PROBLEM REQUIREMENTS.
From the data, copy out every line in which the word "selected" appears.
■ ■ ■ ■ ■
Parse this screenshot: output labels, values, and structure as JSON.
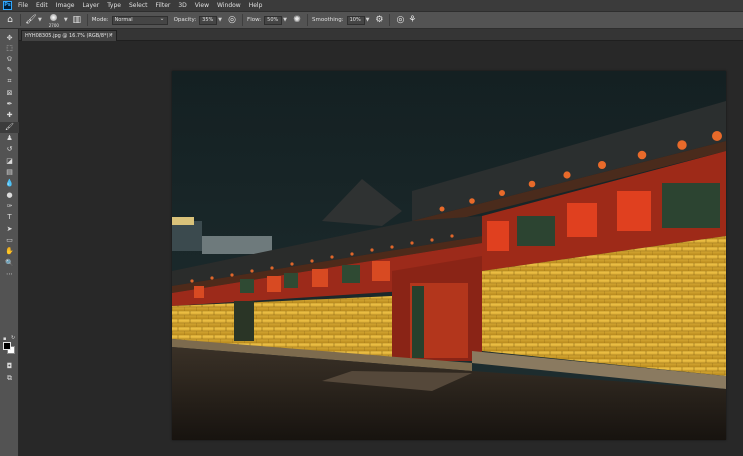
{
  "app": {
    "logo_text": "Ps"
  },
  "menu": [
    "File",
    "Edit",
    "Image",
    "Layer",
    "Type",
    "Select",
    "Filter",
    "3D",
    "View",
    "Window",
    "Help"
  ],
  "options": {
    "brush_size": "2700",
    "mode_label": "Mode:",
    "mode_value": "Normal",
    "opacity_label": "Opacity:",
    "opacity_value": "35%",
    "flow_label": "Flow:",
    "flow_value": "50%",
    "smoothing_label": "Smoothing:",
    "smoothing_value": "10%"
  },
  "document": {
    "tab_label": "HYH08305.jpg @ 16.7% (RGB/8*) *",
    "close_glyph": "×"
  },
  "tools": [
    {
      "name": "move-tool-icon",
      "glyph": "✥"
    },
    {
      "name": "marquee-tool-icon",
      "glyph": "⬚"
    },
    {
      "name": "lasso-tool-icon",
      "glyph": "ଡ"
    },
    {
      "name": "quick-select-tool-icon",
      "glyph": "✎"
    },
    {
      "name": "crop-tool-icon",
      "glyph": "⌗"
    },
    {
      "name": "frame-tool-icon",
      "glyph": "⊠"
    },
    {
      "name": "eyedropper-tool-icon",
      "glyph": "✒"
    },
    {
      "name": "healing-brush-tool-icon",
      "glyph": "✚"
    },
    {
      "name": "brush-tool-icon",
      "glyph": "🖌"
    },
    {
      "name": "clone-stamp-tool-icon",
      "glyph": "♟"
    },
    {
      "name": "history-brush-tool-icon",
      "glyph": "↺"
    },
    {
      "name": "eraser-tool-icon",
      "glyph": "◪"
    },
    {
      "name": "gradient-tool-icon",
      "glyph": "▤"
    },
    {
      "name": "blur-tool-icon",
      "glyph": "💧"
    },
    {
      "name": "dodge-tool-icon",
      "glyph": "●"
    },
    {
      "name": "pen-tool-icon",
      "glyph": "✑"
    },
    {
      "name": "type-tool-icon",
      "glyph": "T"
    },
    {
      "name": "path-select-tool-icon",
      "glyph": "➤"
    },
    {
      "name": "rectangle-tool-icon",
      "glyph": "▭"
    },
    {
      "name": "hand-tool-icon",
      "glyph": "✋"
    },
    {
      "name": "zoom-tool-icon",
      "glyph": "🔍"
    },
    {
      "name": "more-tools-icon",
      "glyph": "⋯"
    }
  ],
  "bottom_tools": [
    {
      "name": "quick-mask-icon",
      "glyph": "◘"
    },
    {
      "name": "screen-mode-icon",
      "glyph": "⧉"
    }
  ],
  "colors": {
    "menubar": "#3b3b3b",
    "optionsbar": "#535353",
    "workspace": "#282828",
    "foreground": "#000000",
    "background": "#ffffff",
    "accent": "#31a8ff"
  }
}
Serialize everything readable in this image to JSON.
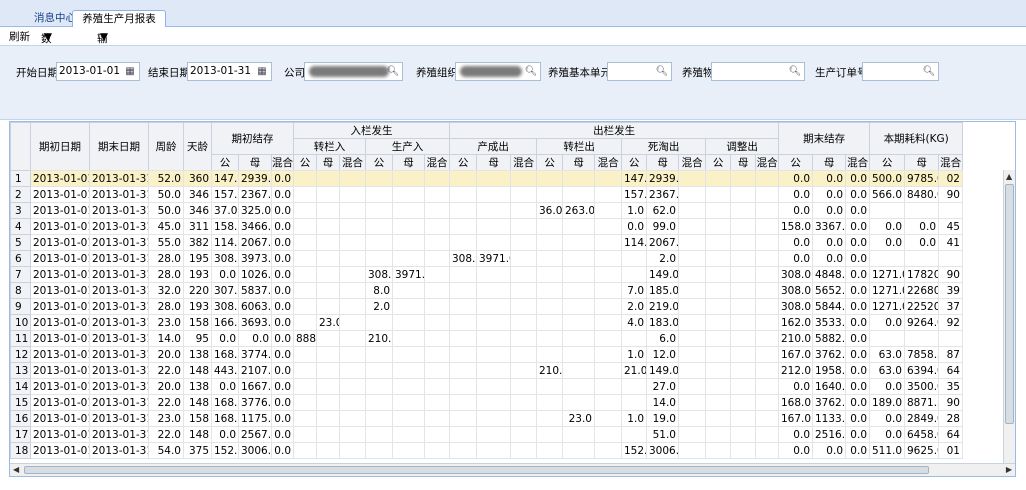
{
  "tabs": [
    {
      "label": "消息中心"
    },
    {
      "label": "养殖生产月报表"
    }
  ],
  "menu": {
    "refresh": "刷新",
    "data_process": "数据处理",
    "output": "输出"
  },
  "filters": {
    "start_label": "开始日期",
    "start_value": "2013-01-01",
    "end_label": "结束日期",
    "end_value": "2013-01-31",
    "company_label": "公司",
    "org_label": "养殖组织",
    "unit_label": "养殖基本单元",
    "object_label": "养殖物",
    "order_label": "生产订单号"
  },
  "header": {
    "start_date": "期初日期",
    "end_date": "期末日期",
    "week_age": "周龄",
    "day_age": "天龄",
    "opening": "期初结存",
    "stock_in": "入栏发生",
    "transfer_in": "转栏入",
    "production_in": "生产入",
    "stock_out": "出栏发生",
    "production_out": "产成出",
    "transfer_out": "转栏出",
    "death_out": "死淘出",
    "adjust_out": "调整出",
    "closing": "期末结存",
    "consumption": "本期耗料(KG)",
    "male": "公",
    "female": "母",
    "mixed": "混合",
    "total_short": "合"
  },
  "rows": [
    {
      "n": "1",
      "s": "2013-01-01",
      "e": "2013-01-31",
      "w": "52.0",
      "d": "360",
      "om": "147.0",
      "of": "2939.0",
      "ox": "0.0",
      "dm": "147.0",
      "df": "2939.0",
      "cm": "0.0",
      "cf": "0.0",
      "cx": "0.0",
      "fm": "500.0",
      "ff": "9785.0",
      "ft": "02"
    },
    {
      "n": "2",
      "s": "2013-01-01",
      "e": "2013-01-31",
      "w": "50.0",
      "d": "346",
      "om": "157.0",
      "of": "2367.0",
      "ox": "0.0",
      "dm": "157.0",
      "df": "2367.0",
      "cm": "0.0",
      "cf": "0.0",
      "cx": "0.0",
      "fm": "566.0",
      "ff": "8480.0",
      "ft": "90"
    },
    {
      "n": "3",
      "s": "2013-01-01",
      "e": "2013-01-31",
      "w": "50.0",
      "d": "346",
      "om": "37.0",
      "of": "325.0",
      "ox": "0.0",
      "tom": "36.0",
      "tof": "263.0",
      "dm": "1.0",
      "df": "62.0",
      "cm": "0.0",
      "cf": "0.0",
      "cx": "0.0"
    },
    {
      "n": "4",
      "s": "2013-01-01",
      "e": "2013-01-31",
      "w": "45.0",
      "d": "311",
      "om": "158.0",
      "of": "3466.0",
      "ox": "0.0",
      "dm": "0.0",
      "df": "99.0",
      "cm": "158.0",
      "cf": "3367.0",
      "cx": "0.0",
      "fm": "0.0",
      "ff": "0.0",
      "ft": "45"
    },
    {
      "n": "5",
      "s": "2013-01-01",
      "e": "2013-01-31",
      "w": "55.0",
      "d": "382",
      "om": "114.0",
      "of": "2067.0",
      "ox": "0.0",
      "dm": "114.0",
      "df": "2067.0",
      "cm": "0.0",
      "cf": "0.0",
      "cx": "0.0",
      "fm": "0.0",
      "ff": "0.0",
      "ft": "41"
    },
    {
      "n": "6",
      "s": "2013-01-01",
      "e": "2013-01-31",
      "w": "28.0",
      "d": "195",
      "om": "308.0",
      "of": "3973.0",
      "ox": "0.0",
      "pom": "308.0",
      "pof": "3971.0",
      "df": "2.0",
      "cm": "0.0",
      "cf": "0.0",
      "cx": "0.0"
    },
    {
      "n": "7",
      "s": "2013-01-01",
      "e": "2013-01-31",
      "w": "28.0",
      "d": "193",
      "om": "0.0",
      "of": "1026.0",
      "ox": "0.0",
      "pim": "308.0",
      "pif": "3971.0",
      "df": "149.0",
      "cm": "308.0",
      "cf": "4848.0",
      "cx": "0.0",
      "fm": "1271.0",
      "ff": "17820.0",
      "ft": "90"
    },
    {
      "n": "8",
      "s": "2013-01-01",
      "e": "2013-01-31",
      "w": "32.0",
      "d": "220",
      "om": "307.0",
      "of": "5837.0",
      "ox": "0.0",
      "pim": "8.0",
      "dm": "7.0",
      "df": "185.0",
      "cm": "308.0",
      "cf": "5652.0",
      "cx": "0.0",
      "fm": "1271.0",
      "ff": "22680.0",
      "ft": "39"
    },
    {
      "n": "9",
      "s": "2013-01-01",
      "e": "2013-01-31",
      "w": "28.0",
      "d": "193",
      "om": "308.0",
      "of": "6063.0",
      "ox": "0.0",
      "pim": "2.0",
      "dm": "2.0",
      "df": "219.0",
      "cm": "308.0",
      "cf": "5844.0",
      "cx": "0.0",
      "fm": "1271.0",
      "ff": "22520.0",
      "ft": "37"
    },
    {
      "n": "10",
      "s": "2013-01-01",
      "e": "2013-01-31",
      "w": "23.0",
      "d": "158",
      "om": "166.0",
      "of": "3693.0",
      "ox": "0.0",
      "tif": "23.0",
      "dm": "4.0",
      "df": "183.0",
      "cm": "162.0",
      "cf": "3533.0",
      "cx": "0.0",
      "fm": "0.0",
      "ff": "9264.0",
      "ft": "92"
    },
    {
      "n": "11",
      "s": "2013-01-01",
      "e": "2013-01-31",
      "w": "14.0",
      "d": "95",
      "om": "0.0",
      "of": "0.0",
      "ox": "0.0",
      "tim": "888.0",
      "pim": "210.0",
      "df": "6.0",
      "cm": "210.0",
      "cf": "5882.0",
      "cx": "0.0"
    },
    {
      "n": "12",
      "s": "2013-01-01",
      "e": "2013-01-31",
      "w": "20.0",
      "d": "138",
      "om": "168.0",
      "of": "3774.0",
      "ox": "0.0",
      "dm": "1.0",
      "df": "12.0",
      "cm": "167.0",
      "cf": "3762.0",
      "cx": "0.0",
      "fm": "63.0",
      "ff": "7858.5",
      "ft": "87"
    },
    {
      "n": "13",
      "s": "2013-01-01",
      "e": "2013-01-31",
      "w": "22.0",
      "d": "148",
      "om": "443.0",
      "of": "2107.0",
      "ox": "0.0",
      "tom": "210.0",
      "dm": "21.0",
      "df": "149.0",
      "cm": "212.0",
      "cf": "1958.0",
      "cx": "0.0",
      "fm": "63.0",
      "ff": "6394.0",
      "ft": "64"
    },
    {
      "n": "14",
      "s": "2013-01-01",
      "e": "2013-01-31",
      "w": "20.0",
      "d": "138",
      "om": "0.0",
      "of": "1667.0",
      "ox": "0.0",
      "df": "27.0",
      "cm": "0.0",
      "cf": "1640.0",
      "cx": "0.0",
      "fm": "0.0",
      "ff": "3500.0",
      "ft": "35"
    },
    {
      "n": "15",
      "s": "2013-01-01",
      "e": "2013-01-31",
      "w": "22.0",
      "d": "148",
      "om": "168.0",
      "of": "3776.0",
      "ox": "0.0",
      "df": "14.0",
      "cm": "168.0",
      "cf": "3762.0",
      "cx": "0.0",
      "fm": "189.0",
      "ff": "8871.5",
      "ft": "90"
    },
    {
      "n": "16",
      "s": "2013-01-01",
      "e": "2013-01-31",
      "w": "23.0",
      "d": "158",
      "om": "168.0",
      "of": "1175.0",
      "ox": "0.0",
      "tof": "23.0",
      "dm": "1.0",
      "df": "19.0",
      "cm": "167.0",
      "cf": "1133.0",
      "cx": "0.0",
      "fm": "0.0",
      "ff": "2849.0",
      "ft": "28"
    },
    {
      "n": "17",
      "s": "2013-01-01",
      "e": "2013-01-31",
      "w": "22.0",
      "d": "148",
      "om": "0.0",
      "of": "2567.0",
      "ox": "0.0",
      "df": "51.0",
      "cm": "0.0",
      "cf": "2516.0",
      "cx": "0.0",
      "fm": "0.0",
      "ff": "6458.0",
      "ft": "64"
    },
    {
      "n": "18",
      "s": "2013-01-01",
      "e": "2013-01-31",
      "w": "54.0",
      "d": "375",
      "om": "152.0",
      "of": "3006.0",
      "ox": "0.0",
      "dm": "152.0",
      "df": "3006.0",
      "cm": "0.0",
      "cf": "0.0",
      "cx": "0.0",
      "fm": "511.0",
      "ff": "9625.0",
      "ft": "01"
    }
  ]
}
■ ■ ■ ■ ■
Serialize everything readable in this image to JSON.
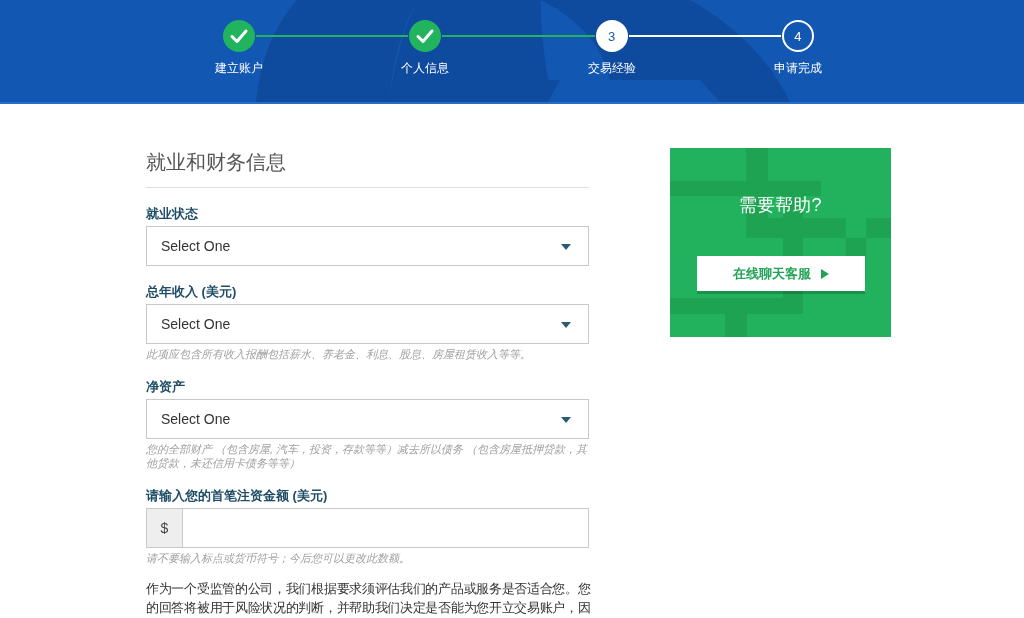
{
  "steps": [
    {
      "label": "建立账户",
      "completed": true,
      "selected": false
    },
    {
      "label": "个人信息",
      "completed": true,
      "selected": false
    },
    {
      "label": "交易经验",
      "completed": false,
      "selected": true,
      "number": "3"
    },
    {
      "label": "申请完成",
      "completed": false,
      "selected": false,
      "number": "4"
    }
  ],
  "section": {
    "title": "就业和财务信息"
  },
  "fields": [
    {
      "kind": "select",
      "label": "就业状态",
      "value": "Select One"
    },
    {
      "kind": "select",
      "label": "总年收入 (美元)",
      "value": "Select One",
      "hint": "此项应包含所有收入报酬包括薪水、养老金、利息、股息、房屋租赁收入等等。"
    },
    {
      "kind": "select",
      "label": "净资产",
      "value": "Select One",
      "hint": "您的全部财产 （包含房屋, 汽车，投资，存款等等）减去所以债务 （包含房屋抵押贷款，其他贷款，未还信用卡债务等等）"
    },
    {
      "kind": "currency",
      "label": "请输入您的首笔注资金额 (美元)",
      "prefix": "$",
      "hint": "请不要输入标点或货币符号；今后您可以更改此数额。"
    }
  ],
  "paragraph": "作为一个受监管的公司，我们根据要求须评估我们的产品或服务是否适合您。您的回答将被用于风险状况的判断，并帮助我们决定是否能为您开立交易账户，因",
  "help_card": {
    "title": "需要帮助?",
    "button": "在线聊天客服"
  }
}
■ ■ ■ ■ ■
TASK RESULT.
      "selected": false
      "selected": false
      "selected": true,
      "selected": false,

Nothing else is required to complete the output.